Wasmund, Norbert, Siegel, Herbert, Bohata, Karolina, Flohr, Anita, Hansen, Anja and Mohrholz, Volker (2016) Phytoplankton Stimulation in Frontal Regions of Benguela Upwelling Filaments by Internal Factors. Frontiers in Marine Science, 3 . p. 210. DOI https://doi.org/10.3389/fmars.2016.00210.

[img] Text
Flohr et al 2016.pdf - Published Version
Restricted to Registered users only
Available under License Creative Commons: Attribution 4.0.

Download (3MB)


Filaments are intrusions of upwelling water into the sea, separated from the surrounding water by fronts. Current knowledge explains the enhanced primary production and phytoplankton growth found in frontal areas by external factors like nutrient input. The question is whether this enhancement is also caused by intrinsic factors, i.e., simple mixing without external forcing. In order to study the direct effect of frontal mixing on organisms, disturbing external influx has to be excluded. Therefore, mixing was simulated by joining waters originating from “inside” and “outside” the filament in mesocosms (“tanks”). These experiments were conducted during two cruises in the northern Benguela upwelling system in September 2013 and January 2014. The mixed waters reached a much higher net primary production and chlorophyll a (chla) concentration than the original waters already 2–3 days after their merging. The peak in phytoplankton biomass stays longer than the chla peak. After their maxima, primary production rates decreased quickly due to depletion of the nutrients. The increase in colored dissolved organic matter (CDOM) may indicate excretion and degradation. Zooplankton is not quickly reacting on the changed conditions. We conclude that already simple mixing of two water bodies, which occurs generally at fronts between upwelled and ambient water, leads to a short-term stimulation of the phytoplankton growth. However, after the exhaustion of the nutrient stock, external nutrient supply is necessary to maintain the enhanced phytoplankton growth in the frontal area. Based on these data, some generally important ecological factors are discussed as for example nutrient ratios and limitations, silicate requirements and growth rates.
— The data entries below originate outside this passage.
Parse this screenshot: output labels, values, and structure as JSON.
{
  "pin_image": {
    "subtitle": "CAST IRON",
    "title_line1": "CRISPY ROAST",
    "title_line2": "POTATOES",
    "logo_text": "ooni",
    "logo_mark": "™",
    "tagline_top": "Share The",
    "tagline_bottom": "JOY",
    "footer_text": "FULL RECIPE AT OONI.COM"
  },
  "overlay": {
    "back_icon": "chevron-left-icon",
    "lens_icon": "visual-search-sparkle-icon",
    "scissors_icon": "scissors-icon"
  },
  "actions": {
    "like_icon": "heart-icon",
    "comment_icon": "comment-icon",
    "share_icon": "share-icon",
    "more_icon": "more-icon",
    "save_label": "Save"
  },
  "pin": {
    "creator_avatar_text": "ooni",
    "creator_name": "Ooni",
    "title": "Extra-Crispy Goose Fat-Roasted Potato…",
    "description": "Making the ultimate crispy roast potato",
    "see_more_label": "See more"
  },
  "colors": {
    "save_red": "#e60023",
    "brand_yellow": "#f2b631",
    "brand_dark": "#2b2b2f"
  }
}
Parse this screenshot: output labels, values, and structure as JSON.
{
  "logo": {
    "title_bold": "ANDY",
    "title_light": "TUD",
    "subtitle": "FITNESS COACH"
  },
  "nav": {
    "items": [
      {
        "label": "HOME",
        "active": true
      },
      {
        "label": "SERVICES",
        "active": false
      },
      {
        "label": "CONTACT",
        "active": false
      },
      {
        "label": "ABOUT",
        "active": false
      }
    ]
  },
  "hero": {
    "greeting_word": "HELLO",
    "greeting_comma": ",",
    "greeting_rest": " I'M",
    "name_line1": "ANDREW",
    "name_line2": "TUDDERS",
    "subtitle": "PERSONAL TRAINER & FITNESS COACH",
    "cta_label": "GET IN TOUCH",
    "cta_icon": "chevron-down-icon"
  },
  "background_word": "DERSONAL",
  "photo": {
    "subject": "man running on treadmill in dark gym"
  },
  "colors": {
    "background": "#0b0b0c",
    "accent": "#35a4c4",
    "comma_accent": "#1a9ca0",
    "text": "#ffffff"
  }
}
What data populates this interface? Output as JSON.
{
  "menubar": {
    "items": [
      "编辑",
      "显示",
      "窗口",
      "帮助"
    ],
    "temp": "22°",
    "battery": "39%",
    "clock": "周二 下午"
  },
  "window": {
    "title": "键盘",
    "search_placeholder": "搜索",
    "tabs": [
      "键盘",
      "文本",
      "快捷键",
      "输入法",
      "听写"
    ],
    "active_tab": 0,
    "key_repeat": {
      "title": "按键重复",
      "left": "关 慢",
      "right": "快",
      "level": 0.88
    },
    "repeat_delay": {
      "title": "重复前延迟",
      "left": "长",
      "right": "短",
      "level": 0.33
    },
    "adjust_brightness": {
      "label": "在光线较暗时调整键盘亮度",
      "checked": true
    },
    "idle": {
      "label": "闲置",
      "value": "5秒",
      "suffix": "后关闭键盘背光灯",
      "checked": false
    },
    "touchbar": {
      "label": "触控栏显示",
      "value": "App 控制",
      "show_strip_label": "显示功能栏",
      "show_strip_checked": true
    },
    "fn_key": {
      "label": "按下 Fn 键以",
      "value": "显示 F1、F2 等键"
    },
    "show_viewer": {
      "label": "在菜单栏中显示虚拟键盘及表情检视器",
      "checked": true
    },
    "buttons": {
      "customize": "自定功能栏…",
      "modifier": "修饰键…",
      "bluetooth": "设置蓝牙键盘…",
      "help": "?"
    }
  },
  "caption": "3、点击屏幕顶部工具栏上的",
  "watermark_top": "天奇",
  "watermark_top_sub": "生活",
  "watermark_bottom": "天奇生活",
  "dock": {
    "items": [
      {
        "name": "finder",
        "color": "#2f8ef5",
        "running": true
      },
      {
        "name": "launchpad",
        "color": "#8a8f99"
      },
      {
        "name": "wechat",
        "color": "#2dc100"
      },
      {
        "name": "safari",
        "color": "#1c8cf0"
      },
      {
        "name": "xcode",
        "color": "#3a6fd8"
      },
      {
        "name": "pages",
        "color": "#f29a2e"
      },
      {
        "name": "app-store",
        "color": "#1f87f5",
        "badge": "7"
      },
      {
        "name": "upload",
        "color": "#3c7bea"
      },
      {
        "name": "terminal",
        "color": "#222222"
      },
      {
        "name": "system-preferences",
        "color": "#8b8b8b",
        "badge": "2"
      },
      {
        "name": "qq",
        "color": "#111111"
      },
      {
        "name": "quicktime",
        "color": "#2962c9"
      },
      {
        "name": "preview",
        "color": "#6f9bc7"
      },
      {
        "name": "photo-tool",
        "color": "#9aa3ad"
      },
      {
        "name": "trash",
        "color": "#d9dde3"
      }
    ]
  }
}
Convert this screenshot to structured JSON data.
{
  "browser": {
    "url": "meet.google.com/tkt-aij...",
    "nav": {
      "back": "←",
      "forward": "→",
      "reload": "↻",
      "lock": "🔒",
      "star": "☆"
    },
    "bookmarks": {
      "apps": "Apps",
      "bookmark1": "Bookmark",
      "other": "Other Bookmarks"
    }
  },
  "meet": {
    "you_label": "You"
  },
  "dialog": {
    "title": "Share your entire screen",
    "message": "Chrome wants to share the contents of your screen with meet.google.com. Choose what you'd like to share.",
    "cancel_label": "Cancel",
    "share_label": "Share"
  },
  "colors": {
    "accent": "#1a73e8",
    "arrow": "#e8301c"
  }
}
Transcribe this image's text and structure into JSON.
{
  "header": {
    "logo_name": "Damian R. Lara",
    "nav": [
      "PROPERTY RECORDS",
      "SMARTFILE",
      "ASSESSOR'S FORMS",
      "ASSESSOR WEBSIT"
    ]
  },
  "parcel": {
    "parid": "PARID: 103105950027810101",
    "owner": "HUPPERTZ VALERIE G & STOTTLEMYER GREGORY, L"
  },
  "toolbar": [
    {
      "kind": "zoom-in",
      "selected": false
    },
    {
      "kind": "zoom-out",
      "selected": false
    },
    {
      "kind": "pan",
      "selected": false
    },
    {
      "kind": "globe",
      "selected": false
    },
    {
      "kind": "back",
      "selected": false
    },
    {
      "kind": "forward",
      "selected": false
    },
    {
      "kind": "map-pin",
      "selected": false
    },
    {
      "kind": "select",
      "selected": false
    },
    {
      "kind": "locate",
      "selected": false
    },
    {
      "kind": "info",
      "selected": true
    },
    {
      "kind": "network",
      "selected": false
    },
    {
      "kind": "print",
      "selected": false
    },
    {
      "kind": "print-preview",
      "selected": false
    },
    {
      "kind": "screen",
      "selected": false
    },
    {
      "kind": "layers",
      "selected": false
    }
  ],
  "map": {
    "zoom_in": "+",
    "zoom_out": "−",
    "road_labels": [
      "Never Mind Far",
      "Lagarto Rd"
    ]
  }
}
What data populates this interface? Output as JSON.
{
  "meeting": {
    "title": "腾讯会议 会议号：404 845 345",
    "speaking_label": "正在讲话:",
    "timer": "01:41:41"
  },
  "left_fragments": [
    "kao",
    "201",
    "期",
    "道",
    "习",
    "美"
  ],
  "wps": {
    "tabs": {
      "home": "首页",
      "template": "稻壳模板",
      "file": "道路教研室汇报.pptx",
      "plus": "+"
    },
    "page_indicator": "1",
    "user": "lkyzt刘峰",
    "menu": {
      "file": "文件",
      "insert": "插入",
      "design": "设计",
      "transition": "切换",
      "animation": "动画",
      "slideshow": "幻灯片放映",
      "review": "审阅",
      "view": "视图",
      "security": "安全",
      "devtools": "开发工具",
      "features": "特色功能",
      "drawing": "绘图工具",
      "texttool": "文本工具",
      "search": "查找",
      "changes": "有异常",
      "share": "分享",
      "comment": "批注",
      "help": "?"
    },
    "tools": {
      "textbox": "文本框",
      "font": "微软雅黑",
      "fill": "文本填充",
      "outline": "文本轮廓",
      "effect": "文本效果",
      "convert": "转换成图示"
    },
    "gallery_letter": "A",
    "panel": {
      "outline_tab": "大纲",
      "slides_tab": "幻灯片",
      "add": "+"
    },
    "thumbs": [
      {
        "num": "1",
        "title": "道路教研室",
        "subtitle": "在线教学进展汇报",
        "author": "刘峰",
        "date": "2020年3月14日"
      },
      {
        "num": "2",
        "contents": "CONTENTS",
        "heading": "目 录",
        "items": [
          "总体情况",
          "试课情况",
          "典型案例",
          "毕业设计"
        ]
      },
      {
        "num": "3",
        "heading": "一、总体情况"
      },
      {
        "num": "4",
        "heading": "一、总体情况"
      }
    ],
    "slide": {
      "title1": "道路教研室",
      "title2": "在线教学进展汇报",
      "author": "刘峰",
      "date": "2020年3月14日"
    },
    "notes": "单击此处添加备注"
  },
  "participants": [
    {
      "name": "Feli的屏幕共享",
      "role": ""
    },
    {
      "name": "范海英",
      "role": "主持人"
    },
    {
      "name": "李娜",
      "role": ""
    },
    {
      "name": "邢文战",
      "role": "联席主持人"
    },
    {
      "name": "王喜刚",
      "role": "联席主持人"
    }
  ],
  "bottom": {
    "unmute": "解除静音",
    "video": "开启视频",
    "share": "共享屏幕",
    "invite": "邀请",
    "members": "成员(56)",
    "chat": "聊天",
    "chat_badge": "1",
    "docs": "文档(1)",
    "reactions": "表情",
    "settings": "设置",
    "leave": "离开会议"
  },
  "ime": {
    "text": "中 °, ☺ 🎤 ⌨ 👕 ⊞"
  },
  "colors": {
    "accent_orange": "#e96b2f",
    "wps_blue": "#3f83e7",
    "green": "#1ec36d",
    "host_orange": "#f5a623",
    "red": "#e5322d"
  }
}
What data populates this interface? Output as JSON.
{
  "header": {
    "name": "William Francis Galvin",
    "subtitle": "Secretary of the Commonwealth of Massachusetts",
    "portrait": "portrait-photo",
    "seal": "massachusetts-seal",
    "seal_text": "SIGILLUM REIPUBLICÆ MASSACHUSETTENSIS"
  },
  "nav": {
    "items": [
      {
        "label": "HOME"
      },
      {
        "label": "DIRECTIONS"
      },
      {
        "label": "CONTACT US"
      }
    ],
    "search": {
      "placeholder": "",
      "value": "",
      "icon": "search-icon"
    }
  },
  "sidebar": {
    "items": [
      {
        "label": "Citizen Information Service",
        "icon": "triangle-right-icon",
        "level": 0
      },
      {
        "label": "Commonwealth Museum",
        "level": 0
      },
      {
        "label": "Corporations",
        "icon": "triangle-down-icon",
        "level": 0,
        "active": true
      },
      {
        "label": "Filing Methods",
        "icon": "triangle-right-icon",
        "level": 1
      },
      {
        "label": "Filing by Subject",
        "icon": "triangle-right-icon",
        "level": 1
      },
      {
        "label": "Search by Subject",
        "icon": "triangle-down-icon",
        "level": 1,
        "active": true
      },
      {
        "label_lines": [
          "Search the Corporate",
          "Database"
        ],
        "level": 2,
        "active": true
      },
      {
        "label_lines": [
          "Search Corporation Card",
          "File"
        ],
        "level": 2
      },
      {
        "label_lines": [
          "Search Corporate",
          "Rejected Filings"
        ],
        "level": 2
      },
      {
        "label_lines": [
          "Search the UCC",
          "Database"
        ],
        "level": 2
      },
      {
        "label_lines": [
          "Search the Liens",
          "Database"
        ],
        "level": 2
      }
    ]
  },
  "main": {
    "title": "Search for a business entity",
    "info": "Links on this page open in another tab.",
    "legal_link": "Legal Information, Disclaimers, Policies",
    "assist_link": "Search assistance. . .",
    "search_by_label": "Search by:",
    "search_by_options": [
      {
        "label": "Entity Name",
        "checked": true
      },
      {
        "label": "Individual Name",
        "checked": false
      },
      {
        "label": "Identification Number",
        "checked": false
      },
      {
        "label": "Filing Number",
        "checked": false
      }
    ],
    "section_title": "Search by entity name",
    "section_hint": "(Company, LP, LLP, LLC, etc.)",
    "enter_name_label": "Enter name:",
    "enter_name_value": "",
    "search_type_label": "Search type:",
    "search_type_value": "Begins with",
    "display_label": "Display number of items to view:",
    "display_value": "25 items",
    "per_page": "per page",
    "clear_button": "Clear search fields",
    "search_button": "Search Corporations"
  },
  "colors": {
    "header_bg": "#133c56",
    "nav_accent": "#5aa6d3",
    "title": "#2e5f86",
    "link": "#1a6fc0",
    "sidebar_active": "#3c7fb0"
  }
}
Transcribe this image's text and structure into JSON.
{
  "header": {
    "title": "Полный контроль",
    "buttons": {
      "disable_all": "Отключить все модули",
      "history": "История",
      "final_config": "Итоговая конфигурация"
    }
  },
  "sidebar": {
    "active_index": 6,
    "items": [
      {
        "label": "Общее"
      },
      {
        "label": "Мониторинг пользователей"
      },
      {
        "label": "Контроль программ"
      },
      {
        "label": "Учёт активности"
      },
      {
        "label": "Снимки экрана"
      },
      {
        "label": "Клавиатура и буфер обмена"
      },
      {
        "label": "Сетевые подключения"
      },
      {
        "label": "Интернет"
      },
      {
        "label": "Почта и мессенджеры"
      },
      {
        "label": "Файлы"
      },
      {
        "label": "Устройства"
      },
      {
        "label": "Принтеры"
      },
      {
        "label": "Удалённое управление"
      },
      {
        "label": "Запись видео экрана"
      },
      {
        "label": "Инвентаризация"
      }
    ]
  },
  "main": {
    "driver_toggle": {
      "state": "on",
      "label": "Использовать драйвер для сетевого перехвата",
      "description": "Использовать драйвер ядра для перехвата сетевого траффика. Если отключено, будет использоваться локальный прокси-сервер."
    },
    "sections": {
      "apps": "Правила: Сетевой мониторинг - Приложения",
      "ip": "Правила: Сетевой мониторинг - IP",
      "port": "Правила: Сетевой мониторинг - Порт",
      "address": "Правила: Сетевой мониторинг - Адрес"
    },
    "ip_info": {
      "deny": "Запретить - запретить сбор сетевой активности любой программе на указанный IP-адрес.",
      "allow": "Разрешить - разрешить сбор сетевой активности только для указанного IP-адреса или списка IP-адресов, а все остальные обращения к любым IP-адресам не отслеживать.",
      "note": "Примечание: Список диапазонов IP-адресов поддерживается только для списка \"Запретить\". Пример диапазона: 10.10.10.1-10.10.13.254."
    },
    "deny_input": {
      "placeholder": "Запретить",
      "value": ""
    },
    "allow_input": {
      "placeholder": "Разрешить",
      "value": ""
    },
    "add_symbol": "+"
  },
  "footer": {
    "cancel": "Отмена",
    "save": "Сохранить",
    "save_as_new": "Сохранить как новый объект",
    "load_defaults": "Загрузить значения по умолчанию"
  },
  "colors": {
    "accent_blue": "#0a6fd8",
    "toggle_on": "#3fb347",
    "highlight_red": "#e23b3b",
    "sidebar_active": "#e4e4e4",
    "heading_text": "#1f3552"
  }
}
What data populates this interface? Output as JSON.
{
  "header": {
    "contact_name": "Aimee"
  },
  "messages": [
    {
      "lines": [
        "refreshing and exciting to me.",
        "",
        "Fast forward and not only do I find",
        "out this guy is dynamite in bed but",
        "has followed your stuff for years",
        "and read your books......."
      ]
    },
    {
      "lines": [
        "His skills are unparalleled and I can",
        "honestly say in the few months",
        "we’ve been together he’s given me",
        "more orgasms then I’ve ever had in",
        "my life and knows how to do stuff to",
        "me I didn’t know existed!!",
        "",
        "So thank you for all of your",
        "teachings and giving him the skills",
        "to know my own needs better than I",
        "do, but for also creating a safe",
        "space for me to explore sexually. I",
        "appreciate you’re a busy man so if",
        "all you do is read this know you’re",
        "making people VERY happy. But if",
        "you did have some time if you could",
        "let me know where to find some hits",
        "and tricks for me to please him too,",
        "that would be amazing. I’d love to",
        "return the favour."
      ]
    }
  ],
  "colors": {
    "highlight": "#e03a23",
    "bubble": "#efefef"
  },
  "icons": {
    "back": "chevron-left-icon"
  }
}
Document Type: Article
Programme Area: UNSPECIFIED
Research affiliation: Biogeochemistry and Geology > Carbon and Nutrient Cycling
Refereed: Yes
Open Access Journal?: Yes
DOI: https://doi.org/10.3389/fmars.2016.00210
ISSN: 2296-7745
Date Deposited: 22 Jul 2019 08:36
Last Modified: 01 Oct 2020 12:59
URI: http://cris.leibniz-zmt.de/id/eprint/2351

Actions (login required)

View Item View Item